Here I sit, peeling the thick skin off a sweet clementine, suppressing my hunger for the beetroot soup slowly warming up on top of the stove. My mother had asked me a week before: “What would you like for dinner when you arrive?” We both settled on beetroot soup, although my favourite is split bean or plain bean. Soups seem well-fitting for December, especially ones you’ve eaten throughout your childhood, since Christmas time is nearing…
Discirmination and hate crimes have exacerbated after the COVID-19 outbreak, which has been used to reinforce xenophobic beliefs.
With the popularization and de-stigmatization of mental health, psychology has entered the zeitgeist in a way that it never has before. Words such as ‘trauma’, ‘gaslighting’ and ‘toxic’ have become buzzwords, often misused.
On a Zoom call the other day, I was showing my grandmother photos of my time at university from what felt like a lifetime ago. Grainy images filled her little screen — my friends and I at Regent’s Park on a picnic, a cute little snap of a dog wearing a puffer vest, and a rare sunny day in London. I saw her eyebrows jump in slow motion as the video buffered on my phone.
For decades littering has been a hidden pandemic, often overlooked in plain sight, and this past year it has reached a new level of severity.
Disclaimer: this is not an anti-‘side hustle culture’ rant. I admire small businesses and passion projects. I also won’t be criticising capitalism or writing a manifesto on our growing need to turn ourselves into commodities. I’m wary of what Economics students will say, and besides, I feed into and benefit from capitalism myself everyday.
How does one judge the value of art? It is no easy feat. How can something so broad as ‘the arts’ be understood through the completely subjective lens of ‘value’?
From an age when we can barely stand on our own feet, all of us are directed down a certain way of life according to socially assigned gender roles — a template set by the generations of working men and housewives that came before us. Young girls were presented with tiny kitchen sets, whilst boys were faced with hammers and saws in the not-so-distant past, with no space for either gender to experiment with their identities.
It all started in January 2021. Whilst drafting an article for The Sundial Journal’s first edition on “The challenges students face with sustainable fashion”, my mental health declined, and I was unable to write the article. I was so frustrated with this relapse and that, of all the days in the year, that it happened when I was actually doing something really cool and exciting.

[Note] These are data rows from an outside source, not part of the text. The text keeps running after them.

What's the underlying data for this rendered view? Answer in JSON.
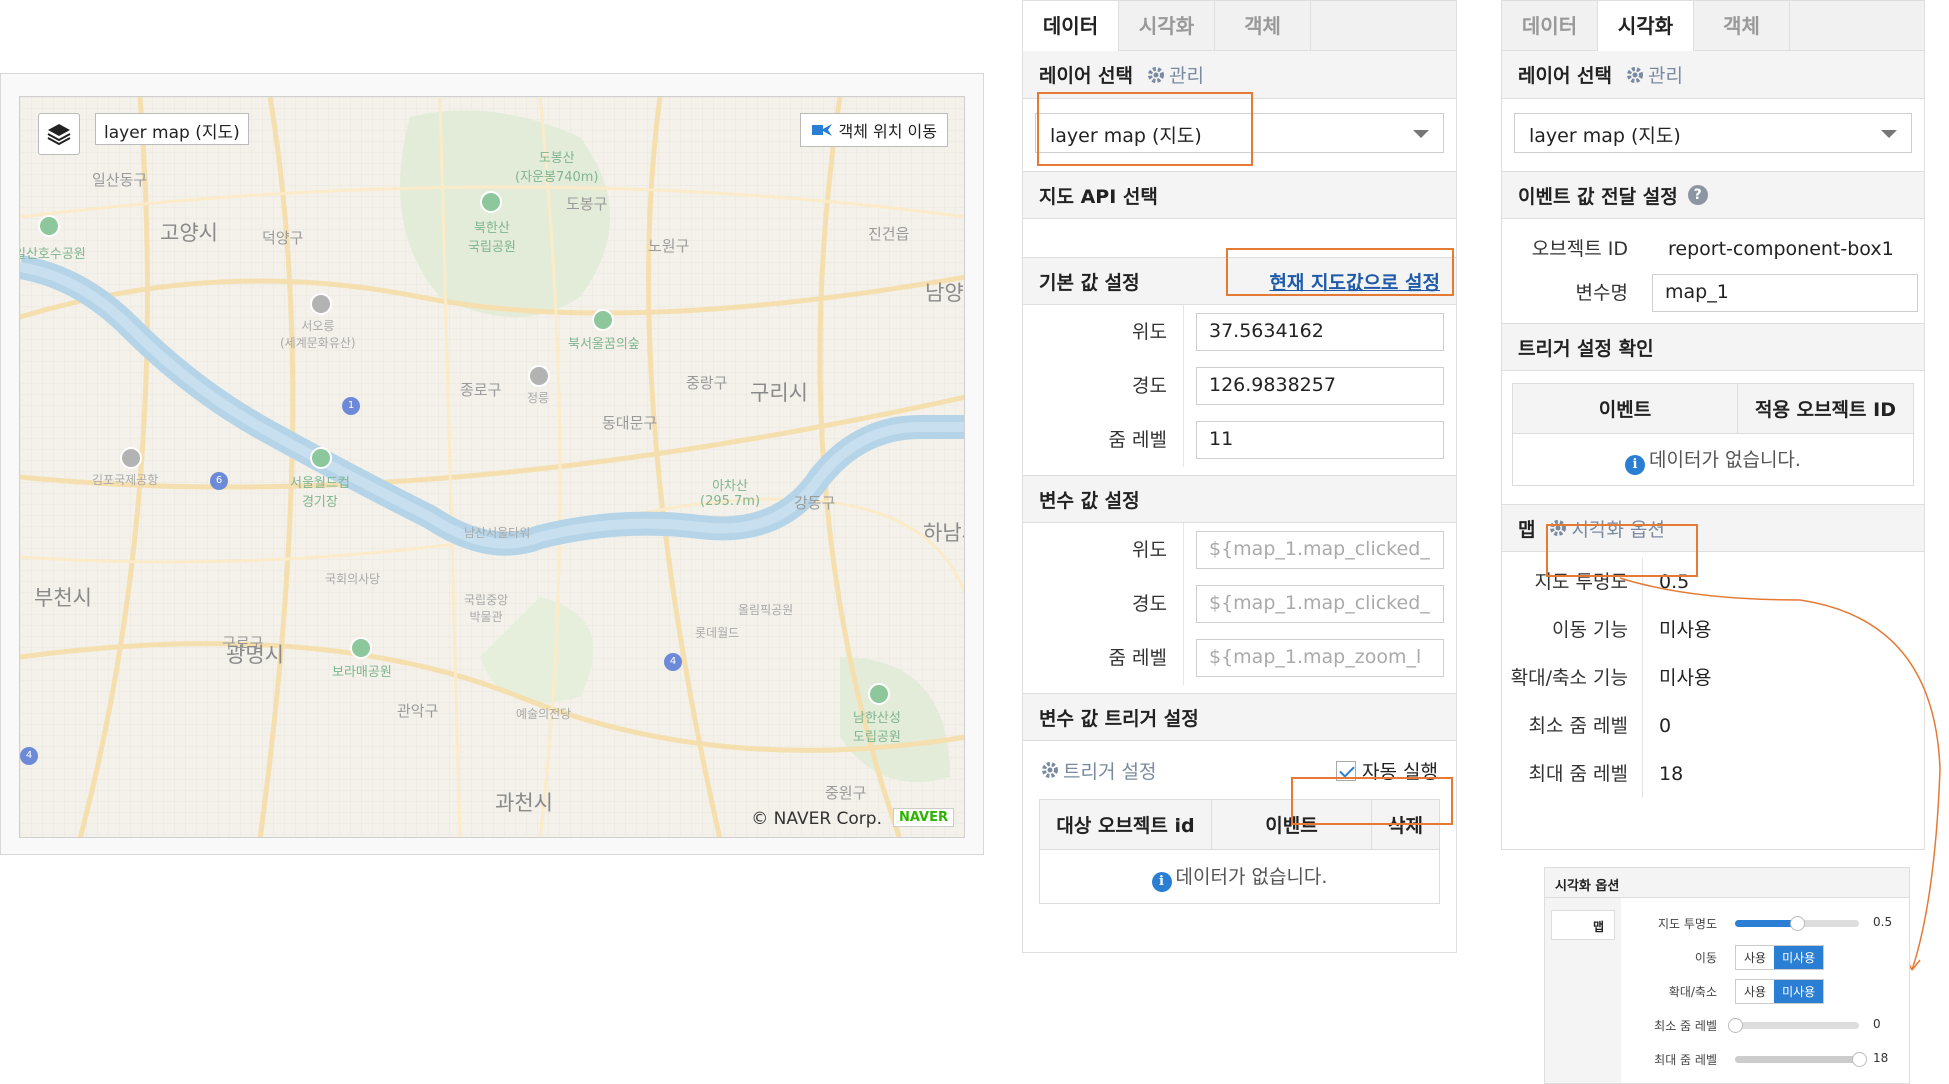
{
  "map": {
    "layer_name": "layer map (지도)",
    "move_button": "객체 위치 이동",
    "copyright": "© NAVER Corp.",
    "logo": "NAVER",
    "labels": {
      "goyang": "고양시",
      "bucheon": "부천시",
      "gwangmyeong": "광명시",
      "gwacheon": "과천시",
      "guri": "구리시",
      "namyang": "남양",
      "hanam": "하남시",
      "ilsan": "일산동구",
      "deogyang": "덕양구",
      "dobong": "도봉구",
      "nowon": "노원구",
      "jongno": "종로구",
      "jungnang": "중랑구",
      "dongdaemun": "동대문구",
      "gangdong": "강동구",
      "guro": "구로구",
      "gwanak": "관악구",
      "jinjeop": "진건읍",
      "jungwon": "중원구",
      "dobongsan": "도봉산\n(자운봉740m)",
      "bukhansan": "북한산\n국립공원",
      "seooreung": "서오릉\n(세계문화유산)",
      "bukseoul": "북서울꿈의숲",
      "jeongneung": "정릉",
      "seoulworldcup": "서울월드컵\n경기장",
      "gimpo_airport": "김포국제공항",
      "namsan": "남산서울타워",
      "national_assembly": "국회의사당",
      "museum": "국립중앙\n박물관",
      "boramae": "보라매공원",
      "arts_center": "예술의전당",
      "olympic": "올림픽공원",
      "lotte": "롯데월드",
      "achasan": "아차산\n(295.7m)",
      "namhansan": "남한산성\n도립공원",
      "ilsan_lake": "일산호수공원"
    }
  },
  "panel1": {
    "tabs": [
      "데이터",
      "시각화",
      "객체"
    ],
    "layer_section": {
      "title": "레이어 선택",
      "manage": "관리",
      "selected": "layer map (지도)"
    },
    "api_section": {
      "title": "지도 API 선택"
    },
    "default_section": {
      "title": "기본 값 설정",
      "action": "현재 지도값으로 설정",
      "fields": [
        {
          "label": "위도",
          "value": "37.5634162"
        },
        {
          "label": "경도",
          "value": "126.9838257"
        },
        {
          "label": "줌 레벨",
          "value": "11"
        }
      ]
    },
    "variable_section": {
      "title": "변수 값 설정",
      "fields": [
        {
          "label": "위도",
          "value": "${map_1.map_clicked_"
        },
        {
          "label": "경도",
          "value": "${map_1.map_clicked_"
        },
        {
          "label": "줌 레벨",
          "value": "${map_1.map_zoom_l"
        }
      ]
    },
    "trigger_section": {
      "title": "변수 값 트리거 설정",
      "settings": "트리거 설정",
      "auto_run": "자동 실행",
      "columns": [
        "대상 오브젝트 id",
        "이벤트",
        "삭제"
      ],
      "empty": "데이터가 없습니다."
    }
  },
  "panel2": {
    "tabs": [
      "데이터",
      "시각화",
      "객체"
    ],
    "layer_section": {
      "title": "레이어 선택",
      "manage": "관리",
      "selected": "layer map (지도)"
    },
    "event_section": {
      "title": "이벤트 값 전달 설정",
      "help": "?",
      "object_id_label": "오브젝트 ID",
      "object_id": "report-component-box1",
      "var_name_label": "변수명",
      "var_name": "map_1"
    },
    "trigger_check": {
      "title": "트리거 설정 확인",
      "columns": [
        "이벤트",
        "적용 오브젝트 ID"
      ],
      "empty": "데이터가 없습니다."
    },
    "map_section": {
      "title": "맵",
      "options": "시각화 옵션",
      "rows": [
        {
          "label": "지도 투명도",
          "value": "0.5"
        },
        {
          "label": "이동 기능",
          "value": "미사용"
        },
        {
          "label": "확대/축소 기능",
          "value": "미사용"
        },
        {
          "label": "최소 줌 레벨",
          "value": "0"
        },
        {
          "label": "최대 줌 레벨",
          "value": "18"
        }
      ]
    }
  },
  "mini": {
    "title": "시각화 옵션",
    "tab": "맵",
    "opacity_label": "지도 투명도",
    "opacity_value": "0.5",
    "opacity_level": 0.5,
    "move_label": "이동",
    "zoom_label": "확대/축소",
    "use": "사용",
    "unused": "미사용",
    "min_label": "최소 줌 레벨",
    "min_value": "0",
    "min_level": 0,
    "max_label": "최대 줌 레벨",
    "max_value": "18",
    "max_level": 1
  },
  "colors": {
    "accent": "#e57a35",
    "blue": "#2a7fd4",
    "river": "#a7cbe3",
    "road": "#f3d9a4"
  }
}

Virtually nobody got through 2020 without experiencing these emotions.
When you are young, nobody warns you that the times you break up with your friends might be more regular and just as painful as when you break up with romantic partners. This is because we live in a society that prioritises romantic love over all other kinds, as reflected in our popular culture.